Excerpts from an interface dataset:

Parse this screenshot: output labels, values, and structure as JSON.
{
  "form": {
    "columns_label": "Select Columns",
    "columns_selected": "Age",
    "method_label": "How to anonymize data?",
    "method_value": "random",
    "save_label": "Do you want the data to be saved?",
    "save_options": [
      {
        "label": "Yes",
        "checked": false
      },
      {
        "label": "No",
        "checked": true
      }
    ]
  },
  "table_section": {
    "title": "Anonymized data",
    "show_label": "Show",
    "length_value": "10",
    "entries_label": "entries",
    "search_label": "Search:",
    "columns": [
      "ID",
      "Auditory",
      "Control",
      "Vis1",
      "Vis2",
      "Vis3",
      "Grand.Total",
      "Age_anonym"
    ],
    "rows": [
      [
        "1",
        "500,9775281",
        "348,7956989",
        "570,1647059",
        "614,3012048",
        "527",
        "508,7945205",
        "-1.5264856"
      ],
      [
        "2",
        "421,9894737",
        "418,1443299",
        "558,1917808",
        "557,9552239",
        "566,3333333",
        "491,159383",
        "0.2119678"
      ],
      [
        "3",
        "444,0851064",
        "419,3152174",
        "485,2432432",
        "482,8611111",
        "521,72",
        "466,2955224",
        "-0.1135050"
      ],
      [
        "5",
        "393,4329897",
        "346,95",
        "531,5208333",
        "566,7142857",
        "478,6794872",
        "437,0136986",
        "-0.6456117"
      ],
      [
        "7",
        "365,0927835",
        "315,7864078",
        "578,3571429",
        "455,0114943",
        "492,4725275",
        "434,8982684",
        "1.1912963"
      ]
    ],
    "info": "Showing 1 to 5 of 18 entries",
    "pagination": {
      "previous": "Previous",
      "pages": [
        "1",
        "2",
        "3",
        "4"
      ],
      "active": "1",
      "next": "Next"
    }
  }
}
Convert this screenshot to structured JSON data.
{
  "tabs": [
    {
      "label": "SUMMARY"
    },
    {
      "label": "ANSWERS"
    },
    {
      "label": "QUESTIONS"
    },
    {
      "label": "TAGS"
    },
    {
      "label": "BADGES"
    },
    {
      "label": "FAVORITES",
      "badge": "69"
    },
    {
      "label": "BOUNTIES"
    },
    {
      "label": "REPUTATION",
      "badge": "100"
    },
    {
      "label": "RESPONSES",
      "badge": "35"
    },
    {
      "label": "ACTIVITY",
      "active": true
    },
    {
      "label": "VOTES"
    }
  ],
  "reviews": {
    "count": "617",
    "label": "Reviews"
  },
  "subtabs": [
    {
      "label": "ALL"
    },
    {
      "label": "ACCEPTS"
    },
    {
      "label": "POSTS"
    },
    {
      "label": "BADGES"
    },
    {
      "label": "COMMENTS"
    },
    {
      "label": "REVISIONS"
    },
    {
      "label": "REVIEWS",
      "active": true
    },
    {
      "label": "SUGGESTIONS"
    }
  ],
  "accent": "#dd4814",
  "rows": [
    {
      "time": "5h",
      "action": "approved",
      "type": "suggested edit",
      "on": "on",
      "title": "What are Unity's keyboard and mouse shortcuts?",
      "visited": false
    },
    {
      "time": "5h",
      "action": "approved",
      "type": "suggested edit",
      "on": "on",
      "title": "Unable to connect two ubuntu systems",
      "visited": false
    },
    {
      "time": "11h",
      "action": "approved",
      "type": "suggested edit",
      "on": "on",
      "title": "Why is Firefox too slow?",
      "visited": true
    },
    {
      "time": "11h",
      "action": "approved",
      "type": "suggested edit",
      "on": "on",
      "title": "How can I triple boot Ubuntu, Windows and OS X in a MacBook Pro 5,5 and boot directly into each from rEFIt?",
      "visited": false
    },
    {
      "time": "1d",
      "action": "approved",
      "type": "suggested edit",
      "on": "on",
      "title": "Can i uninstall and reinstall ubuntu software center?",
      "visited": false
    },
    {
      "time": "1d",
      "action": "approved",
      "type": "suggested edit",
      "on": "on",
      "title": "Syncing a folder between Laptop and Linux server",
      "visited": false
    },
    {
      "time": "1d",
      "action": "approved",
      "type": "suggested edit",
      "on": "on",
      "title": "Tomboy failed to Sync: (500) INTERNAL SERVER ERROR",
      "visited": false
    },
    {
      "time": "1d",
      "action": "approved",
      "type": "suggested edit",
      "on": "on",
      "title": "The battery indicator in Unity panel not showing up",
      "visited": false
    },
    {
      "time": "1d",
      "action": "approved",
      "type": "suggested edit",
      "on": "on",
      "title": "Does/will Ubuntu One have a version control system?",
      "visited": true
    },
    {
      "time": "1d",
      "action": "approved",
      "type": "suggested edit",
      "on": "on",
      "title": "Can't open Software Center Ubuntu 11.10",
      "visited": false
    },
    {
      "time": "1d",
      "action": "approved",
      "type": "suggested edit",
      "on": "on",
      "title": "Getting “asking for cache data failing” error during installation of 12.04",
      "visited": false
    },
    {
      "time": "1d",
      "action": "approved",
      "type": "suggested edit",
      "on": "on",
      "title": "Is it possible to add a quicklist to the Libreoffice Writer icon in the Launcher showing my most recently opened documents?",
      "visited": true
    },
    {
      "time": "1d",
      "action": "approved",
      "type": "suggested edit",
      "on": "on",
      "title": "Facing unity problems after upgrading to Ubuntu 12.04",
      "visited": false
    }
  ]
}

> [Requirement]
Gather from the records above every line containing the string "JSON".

> [Response area]
Parse this screenshot: output labels, values, and structure as JSON.
Convert this screenshot to structured JSON data.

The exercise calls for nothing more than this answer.